Records drawn from a dataset
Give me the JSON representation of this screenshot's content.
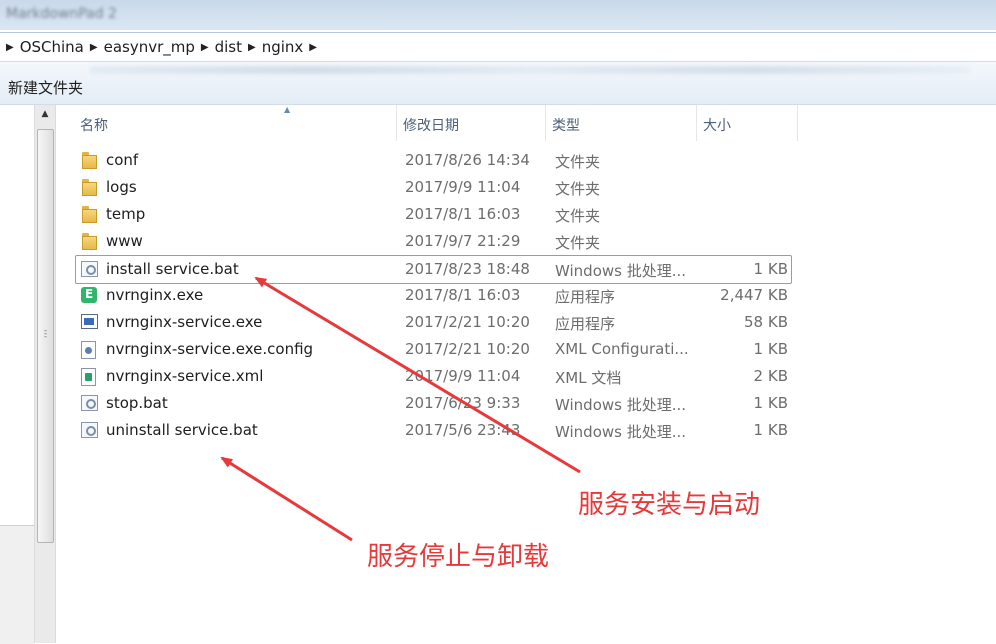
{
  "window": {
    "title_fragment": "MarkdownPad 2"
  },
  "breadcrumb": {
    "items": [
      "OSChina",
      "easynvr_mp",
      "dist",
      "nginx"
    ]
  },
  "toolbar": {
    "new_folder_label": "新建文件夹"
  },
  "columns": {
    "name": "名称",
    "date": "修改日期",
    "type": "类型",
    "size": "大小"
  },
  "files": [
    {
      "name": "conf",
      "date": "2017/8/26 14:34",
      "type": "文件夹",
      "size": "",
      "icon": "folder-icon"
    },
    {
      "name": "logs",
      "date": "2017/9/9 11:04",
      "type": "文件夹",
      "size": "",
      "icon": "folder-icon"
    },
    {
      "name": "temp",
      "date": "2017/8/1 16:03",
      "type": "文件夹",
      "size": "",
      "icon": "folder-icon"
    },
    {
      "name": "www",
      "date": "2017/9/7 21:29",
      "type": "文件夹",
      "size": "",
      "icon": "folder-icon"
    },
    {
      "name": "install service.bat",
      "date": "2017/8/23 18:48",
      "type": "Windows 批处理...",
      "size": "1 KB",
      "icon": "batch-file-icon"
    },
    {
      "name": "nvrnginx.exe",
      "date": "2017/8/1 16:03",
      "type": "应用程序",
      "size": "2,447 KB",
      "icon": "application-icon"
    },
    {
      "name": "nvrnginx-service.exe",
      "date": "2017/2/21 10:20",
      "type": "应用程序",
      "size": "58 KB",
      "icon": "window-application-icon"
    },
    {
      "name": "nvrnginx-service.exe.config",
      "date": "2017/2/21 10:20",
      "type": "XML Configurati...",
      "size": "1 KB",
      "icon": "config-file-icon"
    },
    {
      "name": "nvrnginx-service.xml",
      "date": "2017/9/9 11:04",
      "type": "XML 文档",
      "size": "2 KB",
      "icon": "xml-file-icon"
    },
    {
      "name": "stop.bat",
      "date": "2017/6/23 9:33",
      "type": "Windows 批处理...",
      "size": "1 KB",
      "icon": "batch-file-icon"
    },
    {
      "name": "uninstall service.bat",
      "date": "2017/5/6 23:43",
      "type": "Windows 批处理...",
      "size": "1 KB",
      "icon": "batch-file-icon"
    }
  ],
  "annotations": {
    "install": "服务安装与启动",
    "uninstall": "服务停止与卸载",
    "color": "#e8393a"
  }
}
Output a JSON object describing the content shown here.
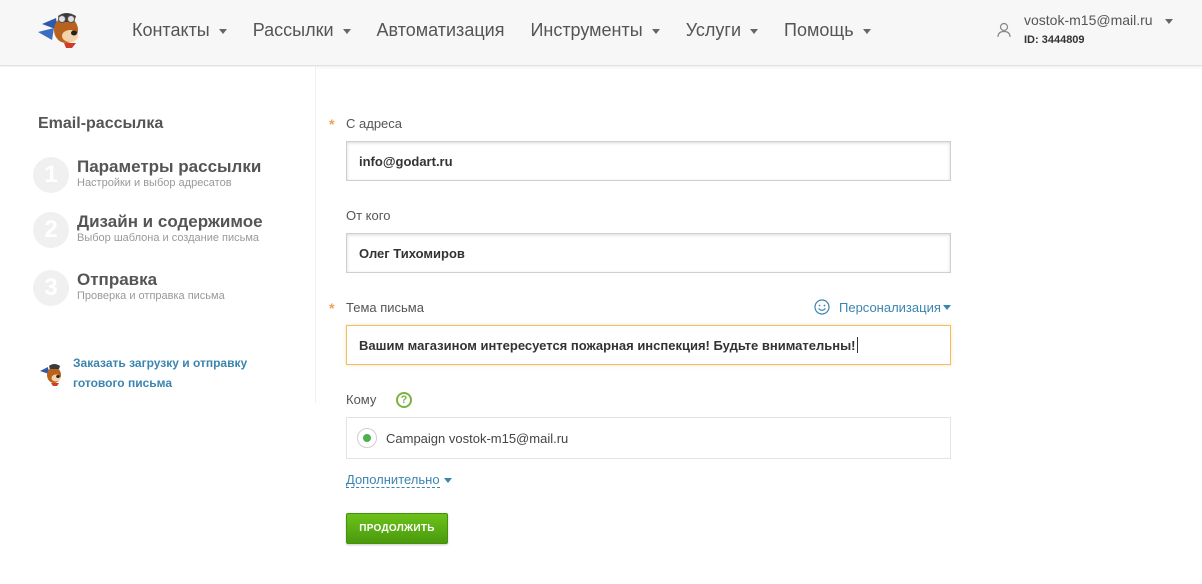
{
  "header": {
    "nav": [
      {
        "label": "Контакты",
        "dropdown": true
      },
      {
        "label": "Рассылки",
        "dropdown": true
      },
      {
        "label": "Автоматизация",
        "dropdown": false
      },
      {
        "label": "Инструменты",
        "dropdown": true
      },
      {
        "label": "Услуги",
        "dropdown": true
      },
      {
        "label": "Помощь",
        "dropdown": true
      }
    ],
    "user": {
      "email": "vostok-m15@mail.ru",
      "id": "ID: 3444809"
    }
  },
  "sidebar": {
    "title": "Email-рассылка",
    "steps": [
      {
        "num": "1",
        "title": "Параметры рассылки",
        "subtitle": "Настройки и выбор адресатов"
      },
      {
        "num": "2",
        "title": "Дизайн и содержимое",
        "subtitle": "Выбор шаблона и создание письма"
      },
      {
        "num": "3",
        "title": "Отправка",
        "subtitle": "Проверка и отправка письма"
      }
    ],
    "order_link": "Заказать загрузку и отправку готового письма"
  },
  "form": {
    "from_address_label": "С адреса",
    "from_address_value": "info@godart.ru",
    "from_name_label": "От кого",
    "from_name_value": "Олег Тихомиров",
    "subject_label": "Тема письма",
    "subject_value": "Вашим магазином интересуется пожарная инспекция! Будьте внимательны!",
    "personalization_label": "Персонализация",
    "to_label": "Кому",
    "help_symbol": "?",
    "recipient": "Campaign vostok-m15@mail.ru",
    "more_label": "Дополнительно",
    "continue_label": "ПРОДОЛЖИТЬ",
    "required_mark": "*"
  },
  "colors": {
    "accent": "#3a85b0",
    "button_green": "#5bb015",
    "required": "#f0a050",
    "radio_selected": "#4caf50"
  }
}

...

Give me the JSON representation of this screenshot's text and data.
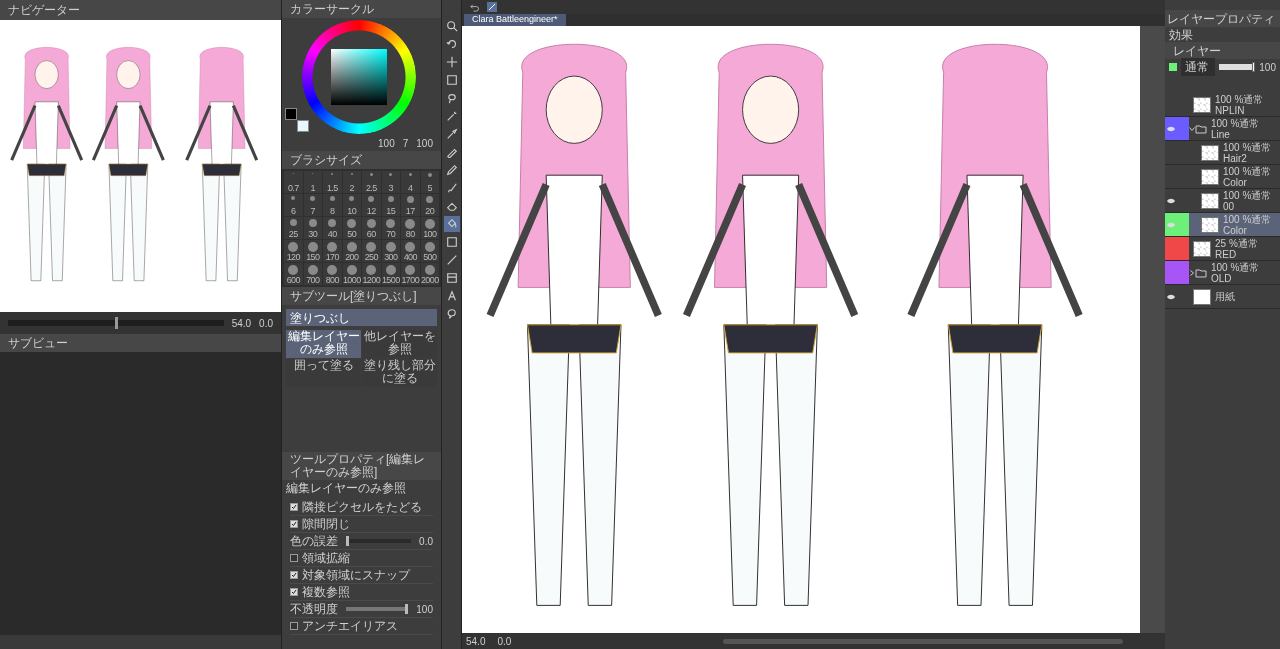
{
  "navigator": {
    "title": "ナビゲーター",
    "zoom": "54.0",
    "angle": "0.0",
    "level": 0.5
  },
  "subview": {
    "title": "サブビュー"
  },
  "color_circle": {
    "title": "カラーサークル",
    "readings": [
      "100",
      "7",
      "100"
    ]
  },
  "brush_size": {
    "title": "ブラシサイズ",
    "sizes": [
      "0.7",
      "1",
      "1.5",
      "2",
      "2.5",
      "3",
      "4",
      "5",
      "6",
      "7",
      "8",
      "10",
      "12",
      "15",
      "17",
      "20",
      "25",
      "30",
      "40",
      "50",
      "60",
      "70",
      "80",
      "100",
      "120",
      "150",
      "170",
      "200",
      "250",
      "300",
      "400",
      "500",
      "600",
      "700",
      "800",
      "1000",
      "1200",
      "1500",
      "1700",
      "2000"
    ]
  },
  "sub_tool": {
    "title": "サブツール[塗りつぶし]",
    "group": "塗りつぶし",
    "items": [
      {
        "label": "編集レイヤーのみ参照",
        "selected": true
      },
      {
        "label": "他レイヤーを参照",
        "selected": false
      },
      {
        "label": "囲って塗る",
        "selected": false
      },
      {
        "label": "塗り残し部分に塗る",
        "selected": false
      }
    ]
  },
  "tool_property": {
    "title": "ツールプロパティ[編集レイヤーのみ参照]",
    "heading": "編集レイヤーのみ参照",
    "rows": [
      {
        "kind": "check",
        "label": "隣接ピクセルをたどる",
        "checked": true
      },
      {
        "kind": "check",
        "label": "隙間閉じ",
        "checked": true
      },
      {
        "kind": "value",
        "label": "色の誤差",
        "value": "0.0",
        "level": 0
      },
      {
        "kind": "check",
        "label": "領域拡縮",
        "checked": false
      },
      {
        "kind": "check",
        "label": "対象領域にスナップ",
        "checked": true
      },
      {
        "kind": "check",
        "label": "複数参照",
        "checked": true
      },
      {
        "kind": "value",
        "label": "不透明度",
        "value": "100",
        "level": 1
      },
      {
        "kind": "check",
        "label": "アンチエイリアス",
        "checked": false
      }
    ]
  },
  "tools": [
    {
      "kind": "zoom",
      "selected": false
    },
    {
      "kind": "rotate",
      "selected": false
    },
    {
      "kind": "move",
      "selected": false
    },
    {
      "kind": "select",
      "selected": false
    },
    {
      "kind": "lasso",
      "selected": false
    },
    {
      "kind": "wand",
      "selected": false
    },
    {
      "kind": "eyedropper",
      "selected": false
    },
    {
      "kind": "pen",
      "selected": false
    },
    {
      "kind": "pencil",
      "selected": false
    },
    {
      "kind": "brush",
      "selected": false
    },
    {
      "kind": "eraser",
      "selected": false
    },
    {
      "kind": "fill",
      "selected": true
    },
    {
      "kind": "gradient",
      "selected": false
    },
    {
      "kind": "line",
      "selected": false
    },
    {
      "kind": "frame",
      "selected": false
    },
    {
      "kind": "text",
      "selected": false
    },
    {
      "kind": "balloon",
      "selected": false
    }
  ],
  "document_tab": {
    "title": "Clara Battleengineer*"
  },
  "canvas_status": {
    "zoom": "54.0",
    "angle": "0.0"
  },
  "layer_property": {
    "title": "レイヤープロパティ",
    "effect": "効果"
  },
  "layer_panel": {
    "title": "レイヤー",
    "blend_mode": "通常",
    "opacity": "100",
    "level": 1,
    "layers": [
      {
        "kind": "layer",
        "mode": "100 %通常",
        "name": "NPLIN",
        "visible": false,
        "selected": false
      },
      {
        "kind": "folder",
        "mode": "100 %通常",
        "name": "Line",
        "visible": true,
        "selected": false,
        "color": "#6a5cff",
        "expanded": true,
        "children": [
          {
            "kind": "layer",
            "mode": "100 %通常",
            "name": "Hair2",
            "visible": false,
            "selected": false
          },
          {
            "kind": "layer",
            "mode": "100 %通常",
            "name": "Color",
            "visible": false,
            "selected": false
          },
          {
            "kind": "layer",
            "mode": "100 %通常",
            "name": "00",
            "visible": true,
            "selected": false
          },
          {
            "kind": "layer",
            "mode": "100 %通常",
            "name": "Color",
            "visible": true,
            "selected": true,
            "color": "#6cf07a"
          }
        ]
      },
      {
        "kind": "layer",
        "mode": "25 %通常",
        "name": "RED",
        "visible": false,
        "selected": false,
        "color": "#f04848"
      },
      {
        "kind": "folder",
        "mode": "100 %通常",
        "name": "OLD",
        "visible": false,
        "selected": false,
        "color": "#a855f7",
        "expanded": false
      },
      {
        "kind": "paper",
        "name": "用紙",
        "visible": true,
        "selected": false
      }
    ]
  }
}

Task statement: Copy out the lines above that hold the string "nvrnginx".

Expected output:
      "name": "nvrnginx.exe",
      "name": "nvrnginx-service.exe",
      "name": "nvrnginx-service.exe.config",
      "name": "nvrnginx-service.xml",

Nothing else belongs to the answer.